Assignment: Review the material and extract every line in which the word "label" occurs.

+ + + + +

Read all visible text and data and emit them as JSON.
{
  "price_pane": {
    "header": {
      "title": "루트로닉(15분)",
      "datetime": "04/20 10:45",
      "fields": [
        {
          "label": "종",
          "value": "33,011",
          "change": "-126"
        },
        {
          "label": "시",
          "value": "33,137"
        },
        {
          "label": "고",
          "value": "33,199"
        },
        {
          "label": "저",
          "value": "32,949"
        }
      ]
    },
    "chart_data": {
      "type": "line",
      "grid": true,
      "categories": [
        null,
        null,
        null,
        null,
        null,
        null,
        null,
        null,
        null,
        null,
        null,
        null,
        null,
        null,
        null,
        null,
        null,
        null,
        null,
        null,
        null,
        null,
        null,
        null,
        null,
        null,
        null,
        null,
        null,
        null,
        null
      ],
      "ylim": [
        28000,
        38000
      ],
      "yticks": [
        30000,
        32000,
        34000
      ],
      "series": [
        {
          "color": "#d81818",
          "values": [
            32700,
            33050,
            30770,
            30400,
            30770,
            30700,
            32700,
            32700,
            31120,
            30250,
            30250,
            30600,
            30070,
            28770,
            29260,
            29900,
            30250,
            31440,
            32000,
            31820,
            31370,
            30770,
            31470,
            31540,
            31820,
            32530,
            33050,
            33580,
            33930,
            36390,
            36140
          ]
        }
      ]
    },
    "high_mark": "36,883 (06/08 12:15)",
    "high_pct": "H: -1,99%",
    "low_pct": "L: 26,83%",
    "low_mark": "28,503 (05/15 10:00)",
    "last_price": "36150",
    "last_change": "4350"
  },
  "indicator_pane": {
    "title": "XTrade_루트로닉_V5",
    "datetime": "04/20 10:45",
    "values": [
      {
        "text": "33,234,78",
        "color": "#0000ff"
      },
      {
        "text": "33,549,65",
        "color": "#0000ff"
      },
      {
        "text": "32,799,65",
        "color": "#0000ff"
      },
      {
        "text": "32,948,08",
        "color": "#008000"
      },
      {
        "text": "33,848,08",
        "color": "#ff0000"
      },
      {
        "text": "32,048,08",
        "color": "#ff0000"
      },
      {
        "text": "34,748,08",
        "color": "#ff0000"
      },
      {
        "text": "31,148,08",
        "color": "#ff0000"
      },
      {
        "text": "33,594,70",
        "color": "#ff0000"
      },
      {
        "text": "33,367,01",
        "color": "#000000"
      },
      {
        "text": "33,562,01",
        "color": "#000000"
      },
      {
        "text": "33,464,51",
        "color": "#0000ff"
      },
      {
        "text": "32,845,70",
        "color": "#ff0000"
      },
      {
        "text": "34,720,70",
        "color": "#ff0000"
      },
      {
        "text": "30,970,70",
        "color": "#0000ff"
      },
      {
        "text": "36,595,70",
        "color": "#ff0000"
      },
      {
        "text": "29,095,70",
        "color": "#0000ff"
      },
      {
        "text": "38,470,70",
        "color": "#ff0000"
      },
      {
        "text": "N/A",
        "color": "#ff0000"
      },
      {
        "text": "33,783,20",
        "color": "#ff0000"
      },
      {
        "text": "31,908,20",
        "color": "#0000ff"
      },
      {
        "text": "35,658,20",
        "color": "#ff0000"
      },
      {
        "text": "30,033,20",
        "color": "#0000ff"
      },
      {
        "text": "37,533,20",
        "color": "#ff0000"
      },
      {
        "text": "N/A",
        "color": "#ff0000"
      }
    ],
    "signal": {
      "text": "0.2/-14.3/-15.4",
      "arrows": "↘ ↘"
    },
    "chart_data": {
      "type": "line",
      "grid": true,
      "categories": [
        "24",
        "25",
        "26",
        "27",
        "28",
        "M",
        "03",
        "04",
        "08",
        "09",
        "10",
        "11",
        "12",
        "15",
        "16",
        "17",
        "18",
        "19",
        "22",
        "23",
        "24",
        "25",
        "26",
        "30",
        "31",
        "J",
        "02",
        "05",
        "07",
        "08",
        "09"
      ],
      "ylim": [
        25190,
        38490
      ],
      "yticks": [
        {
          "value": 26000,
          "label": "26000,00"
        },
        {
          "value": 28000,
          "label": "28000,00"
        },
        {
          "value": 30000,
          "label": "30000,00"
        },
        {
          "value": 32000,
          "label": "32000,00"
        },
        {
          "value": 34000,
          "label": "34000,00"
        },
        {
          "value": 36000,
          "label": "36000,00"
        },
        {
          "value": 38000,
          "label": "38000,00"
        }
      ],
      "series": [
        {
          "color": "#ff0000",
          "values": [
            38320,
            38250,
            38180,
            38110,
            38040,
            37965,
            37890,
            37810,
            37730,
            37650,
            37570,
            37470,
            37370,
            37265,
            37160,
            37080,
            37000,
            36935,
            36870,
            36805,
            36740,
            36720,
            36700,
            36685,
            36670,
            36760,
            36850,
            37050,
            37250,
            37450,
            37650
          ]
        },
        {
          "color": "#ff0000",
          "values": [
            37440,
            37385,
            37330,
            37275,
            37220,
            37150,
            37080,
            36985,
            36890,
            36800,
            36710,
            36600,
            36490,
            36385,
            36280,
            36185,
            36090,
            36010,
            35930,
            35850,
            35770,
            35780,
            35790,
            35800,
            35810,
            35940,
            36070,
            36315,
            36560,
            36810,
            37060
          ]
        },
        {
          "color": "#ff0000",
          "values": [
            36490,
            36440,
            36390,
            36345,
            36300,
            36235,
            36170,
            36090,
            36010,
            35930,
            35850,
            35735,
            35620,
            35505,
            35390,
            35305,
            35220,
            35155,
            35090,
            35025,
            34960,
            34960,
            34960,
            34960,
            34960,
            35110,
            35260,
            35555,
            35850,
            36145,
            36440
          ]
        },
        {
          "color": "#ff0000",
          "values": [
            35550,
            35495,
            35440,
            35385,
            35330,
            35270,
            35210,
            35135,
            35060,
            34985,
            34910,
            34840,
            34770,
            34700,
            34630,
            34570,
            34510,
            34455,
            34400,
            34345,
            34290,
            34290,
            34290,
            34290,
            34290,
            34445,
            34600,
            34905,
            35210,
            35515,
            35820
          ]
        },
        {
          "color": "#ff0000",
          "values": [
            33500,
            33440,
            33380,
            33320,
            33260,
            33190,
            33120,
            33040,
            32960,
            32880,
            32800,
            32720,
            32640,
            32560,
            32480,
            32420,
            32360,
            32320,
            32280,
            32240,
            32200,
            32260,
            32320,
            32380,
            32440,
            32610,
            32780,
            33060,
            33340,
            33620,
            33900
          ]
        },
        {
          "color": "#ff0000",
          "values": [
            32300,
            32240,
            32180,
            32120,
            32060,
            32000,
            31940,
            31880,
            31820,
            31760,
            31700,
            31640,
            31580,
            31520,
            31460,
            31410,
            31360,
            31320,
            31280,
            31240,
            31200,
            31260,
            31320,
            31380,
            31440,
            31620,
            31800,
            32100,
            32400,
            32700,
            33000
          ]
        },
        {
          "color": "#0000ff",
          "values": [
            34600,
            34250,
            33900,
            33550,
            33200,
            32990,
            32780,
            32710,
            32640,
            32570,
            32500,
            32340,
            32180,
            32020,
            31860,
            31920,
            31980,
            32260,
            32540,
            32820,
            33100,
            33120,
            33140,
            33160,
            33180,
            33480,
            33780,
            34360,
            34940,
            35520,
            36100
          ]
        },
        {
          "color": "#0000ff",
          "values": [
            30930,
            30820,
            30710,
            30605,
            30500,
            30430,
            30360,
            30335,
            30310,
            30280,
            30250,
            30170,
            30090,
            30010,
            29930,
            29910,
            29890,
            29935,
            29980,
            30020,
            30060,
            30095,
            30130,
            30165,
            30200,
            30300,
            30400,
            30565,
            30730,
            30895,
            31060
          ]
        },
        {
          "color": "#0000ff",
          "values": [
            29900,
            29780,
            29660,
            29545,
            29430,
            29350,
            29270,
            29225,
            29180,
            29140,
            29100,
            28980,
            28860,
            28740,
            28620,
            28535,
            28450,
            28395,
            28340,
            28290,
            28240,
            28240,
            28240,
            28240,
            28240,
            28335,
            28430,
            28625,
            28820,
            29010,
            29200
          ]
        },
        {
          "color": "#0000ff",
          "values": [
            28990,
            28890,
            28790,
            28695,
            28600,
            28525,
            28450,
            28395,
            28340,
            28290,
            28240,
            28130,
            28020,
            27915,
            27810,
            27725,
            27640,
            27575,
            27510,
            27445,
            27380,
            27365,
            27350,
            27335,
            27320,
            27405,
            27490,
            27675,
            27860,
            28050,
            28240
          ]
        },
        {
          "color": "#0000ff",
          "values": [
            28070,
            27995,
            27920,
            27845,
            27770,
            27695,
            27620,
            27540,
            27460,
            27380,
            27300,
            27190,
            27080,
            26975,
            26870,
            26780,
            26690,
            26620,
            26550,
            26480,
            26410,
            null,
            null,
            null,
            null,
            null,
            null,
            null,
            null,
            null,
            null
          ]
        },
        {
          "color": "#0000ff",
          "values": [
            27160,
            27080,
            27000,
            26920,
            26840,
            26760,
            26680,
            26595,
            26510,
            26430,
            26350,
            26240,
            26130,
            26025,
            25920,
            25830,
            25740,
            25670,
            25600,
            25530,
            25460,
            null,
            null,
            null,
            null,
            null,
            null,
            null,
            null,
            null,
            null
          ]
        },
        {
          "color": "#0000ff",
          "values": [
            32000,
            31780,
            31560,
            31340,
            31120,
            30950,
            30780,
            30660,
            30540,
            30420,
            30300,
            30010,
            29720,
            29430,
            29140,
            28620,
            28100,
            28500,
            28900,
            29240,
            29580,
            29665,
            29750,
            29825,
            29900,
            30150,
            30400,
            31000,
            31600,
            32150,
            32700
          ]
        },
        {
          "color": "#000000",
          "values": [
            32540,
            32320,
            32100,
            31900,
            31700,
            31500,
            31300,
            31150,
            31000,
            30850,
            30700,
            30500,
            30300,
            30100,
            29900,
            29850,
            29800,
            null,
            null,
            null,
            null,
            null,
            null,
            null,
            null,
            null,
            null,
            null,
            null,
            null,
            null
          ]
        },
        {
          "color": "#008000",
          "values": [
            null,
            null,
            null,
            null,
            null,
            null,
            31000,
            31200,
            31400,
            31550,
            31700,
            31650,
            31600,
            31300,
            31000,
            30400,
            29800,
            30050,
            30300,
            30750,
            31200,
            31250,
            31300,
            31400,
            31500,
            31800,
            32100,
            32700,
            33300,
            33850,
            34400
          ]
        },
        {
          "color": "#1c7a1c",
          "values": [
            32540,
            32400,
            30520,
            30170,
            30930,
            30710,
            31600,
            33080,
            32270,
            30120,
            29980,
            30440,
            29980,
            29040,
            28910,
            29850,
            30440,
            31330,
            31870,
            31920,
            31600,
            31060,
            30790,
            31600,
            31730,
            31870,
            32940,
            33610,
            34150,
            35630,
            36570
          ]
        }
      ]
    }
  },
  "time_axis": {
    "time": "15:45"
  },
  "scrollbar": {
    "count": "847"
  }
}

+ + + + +

Answer to this task:
          "label": "종",
          "label": "시",
          "label": "고",
          "label": "저",
          "label": "26000,00"
          "label": "28000,00"
          "label": "30000,00"
          "label": "32000,00"
          "label": "34000,00"
          "label": "36000,00"
          "label": "38000,00"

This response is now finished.